§ ASSIGNMENT: What you hand back must match the listing exactly.

§ DATA UNDER STUDY:
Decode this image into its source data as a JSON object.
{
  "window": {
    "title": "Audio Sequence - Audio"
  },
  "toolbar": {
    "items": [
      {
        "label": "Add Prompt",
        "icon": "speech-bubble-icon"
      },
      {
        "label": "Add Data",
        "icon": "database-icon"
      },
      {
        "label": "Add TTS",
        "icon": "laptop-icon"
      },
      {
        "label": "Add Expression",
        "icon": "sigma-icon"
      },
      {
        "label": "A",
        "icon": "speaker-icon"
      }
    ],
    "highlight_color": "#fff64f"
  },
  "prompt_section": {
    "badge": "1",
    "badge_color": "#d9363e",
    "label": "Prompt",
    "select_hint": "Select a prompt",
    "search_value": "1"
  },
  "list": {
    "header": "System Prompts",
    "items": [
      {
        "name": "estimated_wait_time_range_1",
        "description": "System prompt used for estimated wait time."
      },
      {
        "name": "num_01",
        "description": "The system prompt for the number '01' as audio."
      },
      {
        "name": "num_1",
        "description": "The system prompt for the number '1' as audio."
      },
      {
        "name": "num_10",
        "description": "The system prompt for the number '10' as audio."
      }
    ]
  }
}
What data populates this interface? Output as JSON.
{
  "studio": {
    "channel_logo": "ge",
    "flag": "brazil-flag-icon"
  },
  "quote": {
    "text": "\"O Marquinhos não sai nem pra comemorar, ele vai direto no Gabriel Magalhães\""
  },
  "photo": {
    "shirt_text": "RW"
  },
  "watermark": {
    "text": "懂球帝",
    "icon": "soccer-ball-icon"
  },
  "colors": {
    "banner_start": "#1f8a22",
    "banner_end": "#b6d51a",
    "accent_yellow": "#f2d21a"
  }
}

§ EXERCISE SOLUTION:
Decode this image into its source data as a JSON object.
{
  "window": {
    "title": "Audio Sequence - Audio"
  },
  "toolbar": {
    "items": [
      {
        "label": "Add Prompt",
        "icon": "speech-bubble-icon"
      },
      {
        "label": "Add Data",
        "icon": "database-icon"
      },
      {
        "label": "Add TTS",
        "icon": "laptop-icon"
      },
      {
        "label": "Add Expression",
        "icon": "sigma-icon"
      },
      {
        "label": "A",
        "icon": "speaker-icon"
      }
    ],
    "highlight_color": "#fff64f"
  },
  "prompt_section": {
    "badge": "1",
    "badge_color": "#d9363e",
    "label": "Prompt",
    "select_hint": "Select a prompt",
    "search_value": "1"
  },
  "list": {
    "header": "System Prompts",
    "items": [
      {
        "name": "estimated_wait_time_range_1",
        "description": "System prompt used for estimated wait time."
      },
      {
        "name": "num_01",
        "description": "The system prompt for the number '01' as audio."
      },
      {
        "name": "num_1",
        "description": "The system prompt for the number '1' as audio."
      },
      {
        "name": "num_10",
        "description": "The system prompt for the number '10' as audio."
      }
    ]
  }
}
What data populates this interface? Output as JSON.
{
  "studio": {
    "channel_logo": "ge",
    "flag": "brazil-flag-icon"
  },
  "quote": {
    "text": "\"O Marquinhos não sai nem pra comemorar, ele vai direto no Gabriel Magalhães\""
  },
  "photo": {
    "shirt_text": "RW"
  },
  "watermark": {
    "text": "懂球帝",
    "icon": "soccer-ball-icon"
  },
  "colors": {
    "banner_start": "#1f8a22",
    "banner_end": "#b6d51a",
    "accent_yellow": "#f2d21a"
  }
}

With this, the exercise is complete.